    Davis added, “Harry modeled the very best of what collegiality at the GSB is about, and that is his enduring legacy. You can see his mark in ways beyond his research publications. He was an incredibly important part of the history of the school.”

    Roberts was a pioneer in looking at the applications of Bayesian statistics to business decision-making. His varied research interests also included interactive computing; time series analysis; the relation between statistical theory and practical decision-making; survey methodology and practice; and quality and productivity improvement.

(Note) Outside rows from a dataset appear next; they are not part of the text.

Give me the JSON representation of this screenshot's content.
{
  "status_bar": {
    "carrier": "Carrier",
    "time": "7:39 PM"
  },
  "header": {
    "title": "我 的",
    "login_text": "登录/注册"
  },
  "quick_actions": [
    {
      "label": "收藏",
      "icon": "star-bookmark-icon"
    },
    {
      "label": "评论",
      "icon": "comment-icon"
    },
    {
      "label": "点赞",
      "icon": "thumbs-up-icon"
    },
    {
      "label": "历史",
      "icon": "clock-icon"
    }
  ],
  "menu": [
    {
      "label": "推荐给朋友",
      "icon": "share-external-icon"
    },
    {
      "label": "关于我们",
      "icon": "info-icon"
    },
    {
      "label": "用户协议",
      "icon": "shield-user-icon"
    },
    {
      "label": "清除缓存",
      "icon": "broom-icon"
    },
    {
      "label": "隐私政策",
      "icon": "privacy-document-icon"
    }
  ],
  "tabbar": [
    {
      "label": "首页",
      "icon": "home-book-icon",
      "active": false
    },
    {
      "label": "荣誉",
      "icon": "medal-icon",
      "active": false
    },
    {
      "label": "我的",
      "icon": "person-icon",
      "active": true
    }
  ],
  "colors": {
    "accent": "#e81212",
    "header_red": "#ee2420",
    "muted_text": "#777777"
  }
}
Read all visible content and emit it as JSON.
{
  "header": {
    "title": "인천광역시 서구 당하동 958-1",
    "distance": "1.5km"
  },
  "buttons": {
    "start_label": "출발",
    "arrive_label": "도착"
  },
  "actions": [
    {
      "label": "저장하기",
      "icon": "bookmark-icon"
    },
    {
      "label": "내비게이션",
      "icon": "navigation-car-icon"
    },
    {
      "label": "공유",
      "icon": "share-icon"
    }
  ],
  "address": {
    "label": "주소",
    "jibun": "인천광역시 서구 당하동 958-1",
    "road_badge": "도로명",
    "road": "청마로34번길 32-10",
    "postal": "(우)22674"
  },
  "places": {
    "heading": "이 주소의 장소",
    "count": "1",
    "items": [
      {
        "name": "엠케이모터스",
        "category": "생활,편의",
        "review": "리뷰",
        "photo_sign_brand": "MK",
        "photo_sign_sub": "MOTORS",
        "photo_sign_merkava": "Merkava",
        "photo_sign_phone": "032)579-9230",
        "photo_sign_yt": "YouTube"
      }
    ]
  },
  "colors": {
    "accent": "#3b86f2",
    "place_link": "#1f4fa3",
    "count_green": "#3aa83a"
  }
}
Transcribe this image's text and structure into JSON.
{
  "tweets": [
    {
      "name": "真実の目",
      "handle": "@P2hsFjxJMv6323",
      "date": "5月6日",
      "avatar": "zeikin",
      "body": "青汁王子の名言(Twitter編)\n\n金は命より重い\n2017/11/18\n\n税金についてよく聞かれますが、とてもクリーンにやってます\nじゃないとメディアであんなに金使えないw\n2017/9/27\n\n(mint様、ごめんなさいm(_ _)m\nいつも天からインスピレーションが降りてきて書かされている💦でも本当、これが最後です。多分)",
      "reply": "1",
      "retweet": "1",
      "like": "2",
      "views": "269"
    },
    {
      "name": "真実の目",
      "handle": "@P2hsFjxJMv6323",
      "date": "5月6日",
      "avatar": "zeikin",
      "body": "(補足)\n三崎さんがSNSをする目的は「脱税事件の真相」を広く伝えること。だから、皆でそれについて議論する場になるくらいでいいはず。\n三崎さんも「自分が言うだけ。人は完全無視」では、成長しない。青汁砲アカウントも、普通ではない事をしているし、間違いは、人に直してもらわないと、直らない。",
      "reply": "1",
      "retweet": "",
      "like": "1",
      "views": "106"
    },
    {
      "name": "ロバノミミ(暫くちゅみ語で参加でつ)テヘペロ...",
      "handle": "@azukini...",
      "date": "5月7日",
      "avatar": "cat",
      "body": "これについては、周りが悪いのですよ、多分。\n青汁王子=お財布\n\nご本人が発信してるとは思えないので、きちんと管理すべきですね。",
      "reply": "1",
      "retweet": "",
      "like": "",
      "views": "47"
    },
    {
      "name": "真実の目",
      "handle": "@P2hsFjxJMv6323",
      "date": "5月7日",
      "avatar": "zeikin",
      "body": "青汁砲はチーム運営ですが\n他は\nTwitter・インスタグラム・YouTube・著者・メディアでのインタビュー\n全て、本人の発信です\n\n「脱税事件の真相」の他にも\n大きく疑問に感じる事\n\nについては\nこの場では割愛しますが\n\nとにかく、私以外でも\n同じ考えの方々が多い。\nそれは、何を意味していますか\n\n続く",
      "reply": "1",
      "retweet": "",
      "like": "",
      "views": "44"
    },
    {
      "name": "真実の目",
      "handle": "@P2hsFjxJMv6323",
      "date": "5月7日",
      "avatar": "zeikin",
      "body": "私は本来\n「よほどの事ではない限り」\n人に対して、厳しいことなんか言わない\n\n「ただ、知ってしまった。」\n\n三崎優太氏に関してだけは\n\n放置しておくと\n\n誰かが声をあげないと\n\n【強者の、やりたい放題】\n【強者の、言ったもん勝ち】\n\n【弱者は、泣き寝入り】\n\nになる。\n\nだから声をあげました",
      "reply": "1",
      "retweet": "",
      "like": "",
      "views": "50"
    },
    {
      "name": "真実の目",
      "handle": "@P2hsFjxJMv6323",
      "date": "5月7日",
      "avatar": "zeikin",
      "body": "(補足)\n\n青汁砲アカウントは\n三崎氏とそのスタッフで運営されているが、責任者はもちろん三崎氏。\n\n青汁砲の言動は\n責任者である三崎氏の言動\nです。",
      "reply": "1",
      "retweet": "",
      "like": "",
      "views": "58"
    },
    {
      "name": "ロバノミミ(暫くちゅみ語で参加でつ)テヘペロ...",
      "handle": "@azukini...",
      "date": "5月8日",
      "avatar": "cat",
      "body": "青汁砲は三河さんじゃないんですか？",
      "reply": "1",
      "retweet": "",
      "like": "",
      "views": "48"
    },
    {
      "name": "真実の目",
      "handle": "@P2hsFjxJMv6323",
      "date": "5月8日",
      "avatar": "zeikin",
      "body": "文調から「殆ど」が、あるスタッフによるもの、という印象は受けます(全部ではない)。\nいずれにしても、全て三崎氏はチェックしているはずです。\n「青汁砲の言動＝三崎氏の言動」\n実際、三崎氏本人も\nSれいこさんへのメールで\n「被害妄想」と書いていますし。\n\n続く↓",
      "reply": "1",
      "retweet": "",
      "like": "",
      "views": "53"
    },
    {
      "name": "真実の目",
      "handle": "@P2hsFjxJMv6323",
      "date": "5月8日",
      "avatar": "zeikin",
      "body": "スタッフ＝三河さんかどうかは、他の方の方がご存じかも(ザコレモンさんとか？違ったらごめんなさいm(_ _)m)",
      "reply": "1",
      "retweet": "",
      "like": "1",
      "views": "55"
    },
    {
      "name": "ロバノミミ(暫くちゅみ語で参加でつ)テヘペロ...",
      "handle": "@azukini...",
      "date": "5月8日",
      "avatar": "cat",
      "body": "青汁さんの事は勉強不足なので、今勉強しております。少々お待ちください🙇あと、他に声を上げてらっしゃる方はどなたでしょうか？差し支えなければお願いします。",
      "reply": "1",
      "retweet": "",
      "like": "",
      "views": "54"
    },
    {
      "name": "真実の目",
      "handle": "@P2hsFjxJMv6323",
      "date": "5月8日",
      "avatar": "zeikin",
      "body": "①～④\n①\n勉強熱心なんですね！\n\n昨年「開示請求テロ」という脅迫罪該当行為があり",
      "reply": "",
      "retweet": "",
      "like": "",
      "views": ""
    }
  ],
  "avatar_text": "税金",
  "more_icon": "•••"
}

    Roberts was the co-author of many influential publications, including two groundbreaking books written with former faculty members: Basic Methods of Marketing Research with James Lorie, and the textbook Statistics: A New Approach with W. Allan Wallis. He also co-authored an early work on the random walk hypothesis of stock market prices, “Differencing of Random Walks and Near Random Walks,” with Nicholas Gonedes, published in the Journal of Econometrics in 1977.

    Roberts was an early computer enthusiast, and was especially interested in developing computer methods for statistical analysis. In the late 1960s, Roberts, in collaboration with his wife, June, and Robert Ling, developed a statistics package called Interactive Data Analysis, making it possible to perform statistical tasks in any sequence instead of having to follow rigid procedures. The program was used for statistical instruction at a number of top business schools.

    Toward the end of his career, Roberts helped develop a curriculum in Total Quality Management at the GSB.

    “Harry was always accessible to his students and fellow faculty, and would spend enormous amounts of time helping with their problems,” said John Gould, the Steven G. Rothmeier Distinguished Service Professor in Economics and former Dean of the Graduate School of Business. “He was also committed to being an effective teacher of statistics. Many generations of students have admired his innovations and energy in the classroom.”

    In 1997, Roberts was awarded the University’s Norman Maclean Faculty Award, which recognizes emeritus faculty for their contributions to teaching and to the student experience on campus.

    In recognition of Roberts’ career achievements, the Chicago chapter of the American Statistical Association created the Harry V. Roberts Statistical Advocate Award. The first of these awards was given in January 2002.

    Roberts received an A.B. from Chicago in 1943, and shortly thereafter was drafted to serve in World War II in the 4th Armored Division. After fighting in France and Belgium, he was captured during the Battle of the Bulge and became a prisoner of war. Following the war, Roberts returned to Chicago and earned an M.B.A. with honors from Chicago in 1947. After completing his M.B.A., he worked in marketing research at the advertising firm McCann-Erickson.

    Roberts began teaching at the University’s Graduate School of Business in 1949 as an Instructor of Statistics and was promoted to Assistant Professor in 1951. He earned his Ph.D. from Chicago in 1955, and was then appointed Associate Professor.

    In 1959, he was appointed Professor, and in 1991, he received his named professorship, the Sigmund E. Edelstone Professor of Statistics and Quality Management.

    Roberts is survived by his wife of 60 years, June, of South Holland; a son Andrew and daughter Mary; and five grandchildren, including two sets of twins, Vincent and Veronique, Alexander and Benjamin, and Connor.

    The Roberts family lived in Homewood, Ill., for nearly 50 years. Roberts was active in the Homewood community, having served as chairman of the Zone Board of Appeals and as a member of the Plan Commission and Rezoning Commission, and he provided enrollment projections for Homewood-Flossmoor High School.

    Memorial services for Roberts will be private. Memorial contributions may be sent to the Homewood Izaak Walton Preserve, 1100 Ridge Road, Homewood, Ill. 60430, or to the Graduate School of Business, 1101 E. 58th St., Chicago, Ill. 60637.